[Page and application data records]
******************************
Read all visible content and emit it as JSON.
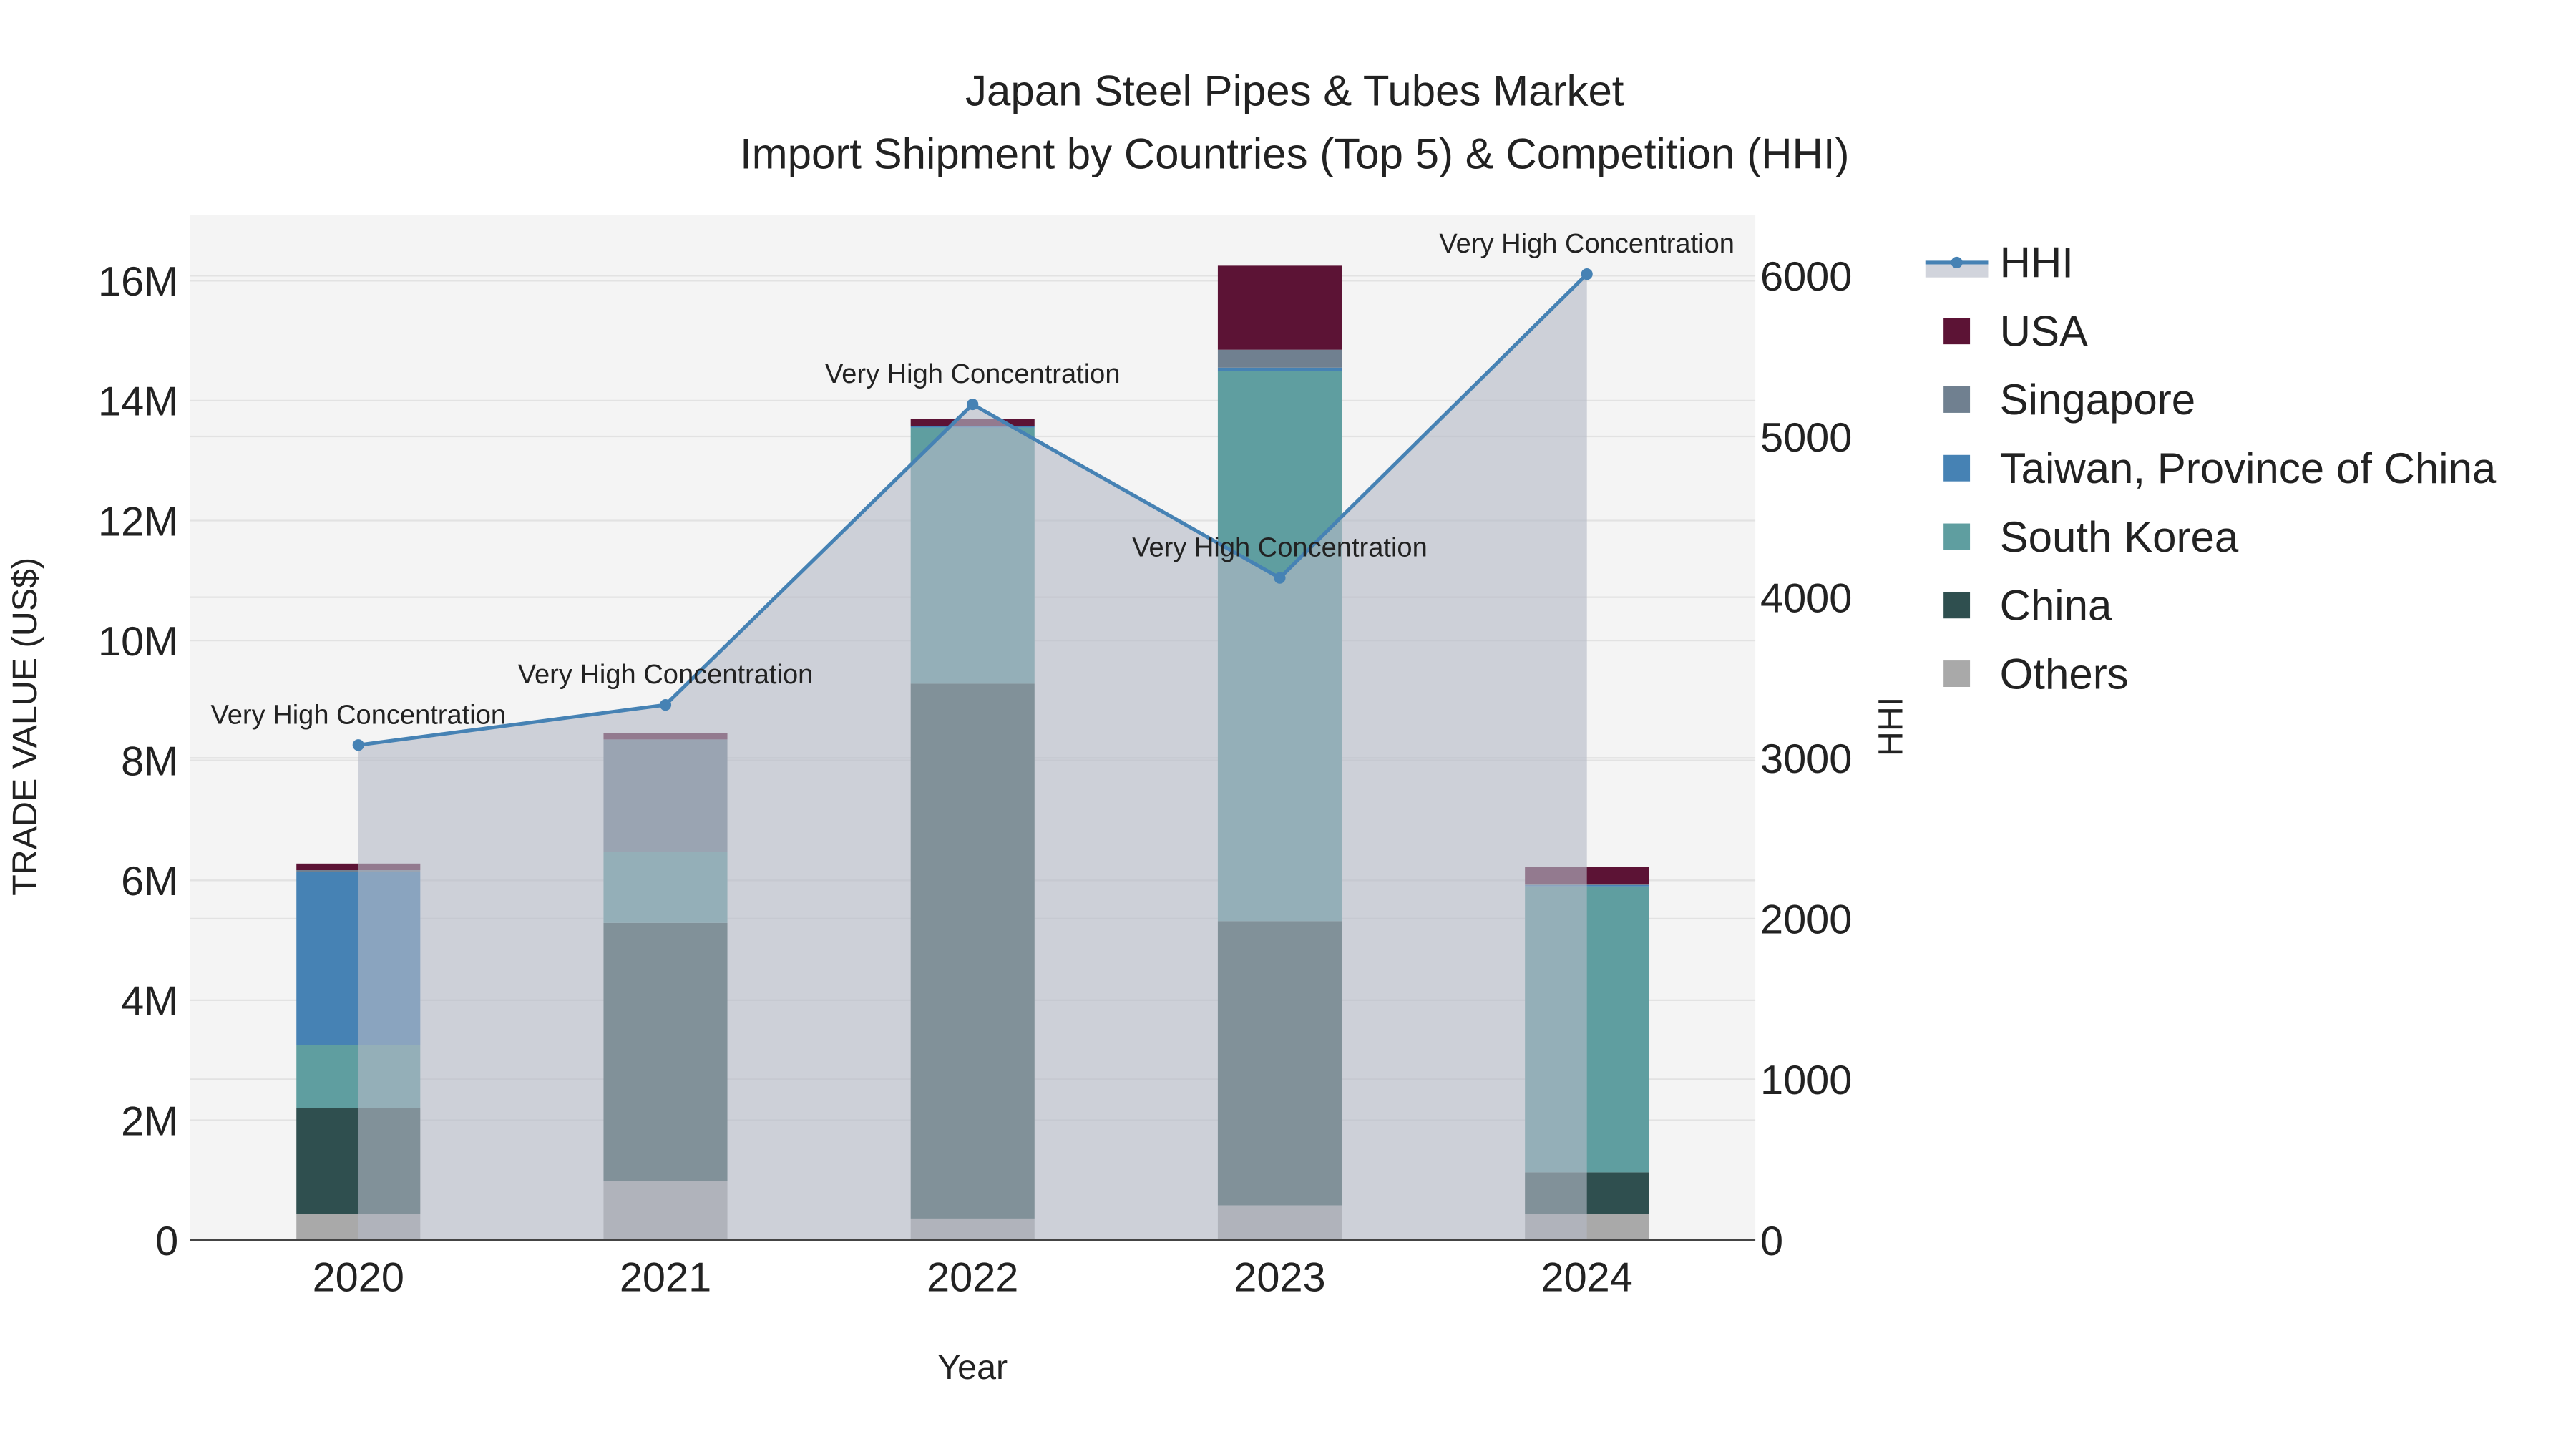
{
  "chart_data": {
    "type": "bar",
    "title_line1": "Japan Steel Pipes & Tubes Market",
    "title_line2": "Import Shipment by Countries (Top 5) & Competition (HHI)",
    "xlabel": "Year",
    "ylabel": "TRADE VALUE (US$)",
    "y2label": "HHI",
    "categories": [
      "2020",
      "2021",
      "2022",
      "2023",
      "2024"
    ],
    "ylim": [
      0,
      17000000
    ],
    "y2lim": [
      0,
      6400
    ],
    "yticks": [
      {
        "v": 0,
        "label": "0"
      },
      {
        "v": 2000000,
        "label": "2M"
      },
      {
        "v": 4000000,
        "label": "4M"
      },
      {
        "v": 6000000,
        "label": "6M"
      },
      {
        "v": 8000000,
        "label": "8M"
      },
      {
        "v": 10000000,
        "label": "10M"
      },
      {
        "v": 12000000,
        "label": "12M"
      },
      {
        "v": 14000000,
        "label": "14M"
      },
      {
        "v": 16000000,
        "label": "16M"
      }
    ],
    "y2ticks": [
      {
        "v": 0,
        "label": "0"
      },
      {
        "v": 1000,
        "label": "1000"
      },
      {
        "v": 2000,
        "label": "2000"
      },
      {
        "v": 3000,
        "label": "3000"
      },
      {
        "v": 4000,
        "label": "4000"
      },
      {
        "v": 5000,
        "label": "5000"
      },
      {
        "v": 6000,
        "label": "6000"
      }
    ],
    "series": [
      {
        "name": "Others",
        "color": "#a9a9a9",
        "values": [
          440000,
          990000,
          360000,
          580000,
          440000
        ]
      },
      {
        "name": "China",
        "color": "#2f4f4f",
        "values": [
          1760000,
          4300000,
          8920000,
          4740000,
          690000
        ]
      },
      {
        "name": "South Korea",
        "color": "#5f9ea0",
        "values": [
          1050000,
          1180000,
          4270000,
          9170000,
          4770000
        ]
      },
      {
        "name": "Taiwan, Province of China",
        "color": "#4682b4",
        "values": [
          2890000,
          10000,
          20000,
          60000,
          20000
        ]
      },
      {
        "name": "Singapore",
        "color": "#708090",
        "values": [
          30000,
          1870000,
          10000,
          300000,
          10000
        ]
      },
      {
        "name": "USA",
        "color": "#5c1335",
        "values": [
          110000,
          110000,
          110000,
          1400000,
          300000
        ]
      }
    ],
    "hhi": {
      "name": "HHI",
      "color": "#4682b4",
      "values": [
        3080,
        3330,
        5200,
        4120,
        6010
      ],
      "annotations": [
        "Very High Concentration",
        "Very High Concentration",
        "Very High Concentration",
        "Very High Concentration",
        "Very High Concentration"
      ]
    },
    "legend_order": [
      "HHI",
      "USA",
      "Singapore",
      "Taiwan, Province of China",
      "South Korea",
      "China",
      "Others"
    ],
    "legend_position": "right",
    "grid": true
  }
}
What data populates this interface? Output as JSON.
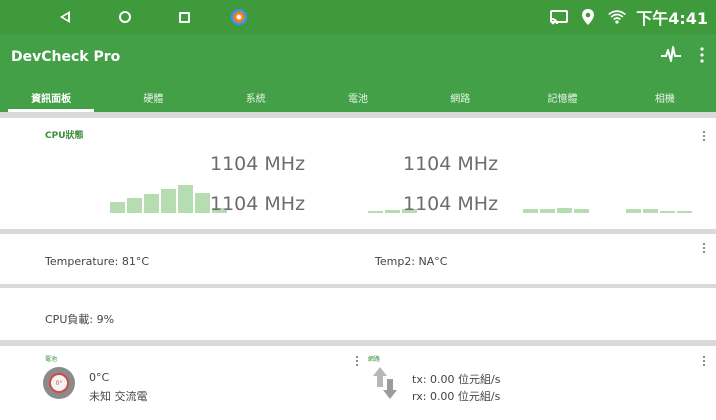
{
  "system_status": {
    "time": "下午4:41",
    "icons": [
      "back-icon",
      "home-icon",
      "recent-icon",
      "app-icon",
      "cast-icon",
      "location-icon",
      "wifi-icon"
    ]
  },
  "app": {
    "title": "DevCheck Pro",
    "actions": [
      "pulse-icon",
      "more-icon"
    ]
  },
  "tabs": [
    {
      "label": "資訊面板",
      "active": true
    },
    {
      "label": "硬體",
      "active": false
    },
    {
      "label": "系統",
      "active": false
    },
    {
      "label": "電池",
      "active": false
    },
    {
      "label": "網路",
      "active": false
    },
    {
      "label": "記憶體",
      "active": false
    },
    {
      "label": "相機",
      "active": false
    }
  ],
  "cpu": {
    "title": "CPU狀態",
    "freqs": [
      "1104 MHz",
      "1104 MHz",
      "1104 MHz",
      "1104 MHz"
    ],
    "bar_groups": [
      [
        0.32,
        0.45,
        0.55,
        0.7,
        0.82,
        0.58,
        0.15
      ],
      [
        0.05,
        0.08,
        0.12
      ],
      [
        0.12,
        0.12,
        0.14,
        0.12
      ],
      [
        0.12,
        0.12,
        0.05,
        0.05
      ]
    ]
  },
  "temperature": {
    "temp1": "Temperature: 81°C",
    "temp2": "Temp2: NA°C"
  },
  "cpu_load": {
    "text": "CPU負載: 9%"
  },
  "battery": {
    "label": "電池",
    "icon_text": "0°",
    "temp": "0°C",
    "status": "未知 交流電"
  },
  "network": {
    "label": "網路",
    "tx": "tx: 0.00 位元組/s",
    "rx": "rx: 0.00 位元組/s"
  },
  "colors": {
    "status_bar": "#3f9a3c",
    "app_bar": "#43a047",
    "accent": "#3b8f38",
    "bar_fill": "#b6dcb2"
  }
}
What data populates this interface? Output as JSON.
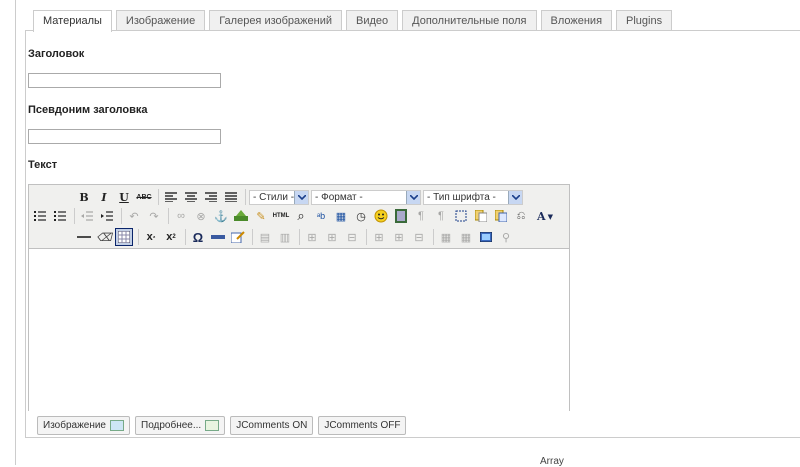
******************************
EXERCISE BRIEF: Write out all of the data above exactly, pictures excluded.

EXERCISE OUTPUT:
Read all visible content and emit it as JSON.
{
  "chart_data": {
    "type": "bar",
    "title_line1": "Japan Steel Pipes & Tubes Market",
    "title_line2": "Import Shipment by Countries (Top 5) & Competition (HHI)",
    "xlabel": "Year",
    "ylabel": "TRADE VALUE (US$)",
    "y2label": "HHI",
    "categories": [
      "2020",
      "2021",
      "2022",
      "2023",
      "2024"
    ],
    "ylim": [
      0,
      17000000
    ],
    "y2lim": [
      0,
      6400
    ],
    "yticks": [
      {
        "v": 0,
        "label": "0"
      },
      {
        "v": 2000000,
        "label": "2M"
      },
      {
        "v": 4000000,
        "label": "4M"
      },
      {
        "v": 6000000,
        "label": "6M"
      },
      {
        "v": 8000000,
        "label": "8M"
      },
      {
        "v": 10000000,
        "label": "10M"
      },
      {
        "v": 12000000,
        "label": "12M"
      },
      {
        "v": 14000000,
        "label": "14M"
      },
      {
        "v": 16000000,
        "label": "16M"
      }
    ],
    "y2ticks": [
      {
        "v": 0,
        "label": "0"
      },
      {
        "v": 1000,
        "label": "1000"
      },
      {
        "v": 2000,
        "label": "2000"
      },
      {
        "v": 3000,
        "label": "3000"
      },
      {
        "v": 4000,
        "label": "4000"
      },
      {
        "v": 5000,
        "label": "5000"
      },
      {
        "v": 6000,
        "label": "6000"
      }
    ],
    "series": [
      {
        "name": "Others",
        "color": "#a9a9a9",
        "values": [
          440000,
          990000,
          360000,
          580000,
          440000
        ]
      },
      {
        "name": "China",
        "color": "#2f4f4f",
        "values": [
          1760000,
          4300000,
          8920000,
          4740000,
          690000
        ]
      },
      {
        "name": "South Korea",
        "color": "#5f9ea0",
        "values": [
          1050000,
          1180000,
          4270000,
          9170000,
          4770000
        ]
      },
      {
        "name": "Taiwan, Province of China",
        "color": "#4682b4",
        "values": [
          2890000,
          10000,
          20000,
          60000,
          20000
        ]
      },
      {
        "name": "Singapore",
        "color": "#708090",
        "values": [
          30000,
          1870000,
          10000,
          300000,
          10000
        ]
      },
      {
        "name": "USA",
        "color": "#5c1335",
        "values": [
          110000,
          110000,
          110000,
          1400000,
          300000
        ]
      }
    ],
    "hhi": {
      "name": "HHI",
      "color": "#4682b4",
      "values": [
        3080,
        3330,
        5200,
        4120,
        6010
      ],
      "annotations": [
        "Very High Concentration",
        "Very High Concentration",
        "Very High Concentration",
        "Very High Concentration",
        "Very High Concentration"
      ]
    },
    "legend_order": [
      "HHI",
      "USA",
      "Singapore",
      "Taiwan, Province of China",
      "South Korea",
      "China",
      "Others"
    ],
    "legend_position": "right",
    "grid": true
  }
}
What data populates this interface? Output as JSON.
{
  "system_status": {
    "time": "下午4:41",
    "icons": [
      "back-icon",
      "home-icon",
      "recent-icon",
      "app-icon",
      "cast-icon",
      "location-icon",
      "wifi-icon"
    ]
  },
  "app": {
    "title": "DevCheck Pro",
    "actions": [
      "pulse-icon",
      "more-icon"
    ]
  },
  "tabs": [
    {
      "label": "資訊面板",
      "active": true
    },
    {
      "label": "硬體",
      "active": false
    },
    {
      "label": "系統",
      "active": false
    },
    {
      "label": "電池",
      "active": false
    },
    {
      "label": "網路",
      "active": false
    },
    {
      "label": "記憶體",
      "active": false
    },
    {
      "label": "相機",
      "active": false
    }
  ],
  "cpu": {
    "title": "CPU狀態",
    "freqs": [
      "1104 MHz",
      "1104 MHz",
      "1104 MHz",
      "1104 MHz"
    ],
    "bar_groups": [
      [
        0.32,
        0.45,
        0.55,
        0.7,
        0.82,
        0.58,
        0.15
      ],
      [
        0.05,
        0.08,
        0.12
      ],
      [
        0.12,
        0.12,
        0.14,
        0.12
      ],
      [
        0.12,
        0.12,
        0.05,
        0.05
      ]
    ]
  },
  "temperature": {
    "temp1": "Temperature: 81°C",
    "temp2": "Temp2: NA°C"
  },
  "cpu_load": {
    "text": "CPU負載: 9%"
  },
  "battery": {
    "label": "電池",
    "icon_text": "0°",
    "temp": "0°C",
    "status": "未知 交流電"
  },
  "network": {
    "label": "網路",
    "tx": "tx: 0.00 位元組/s",
    "rx": "rx: 0.00 位元組/s"
  },
  "colors": {
    "status_bar": "#3f9a3c",
    "app_bar": "#43a047",
    "accent": "#3b8f38",
    "bar_fill": "#b6dcb2"
  }
}
What data populates this interface? Output as JSON.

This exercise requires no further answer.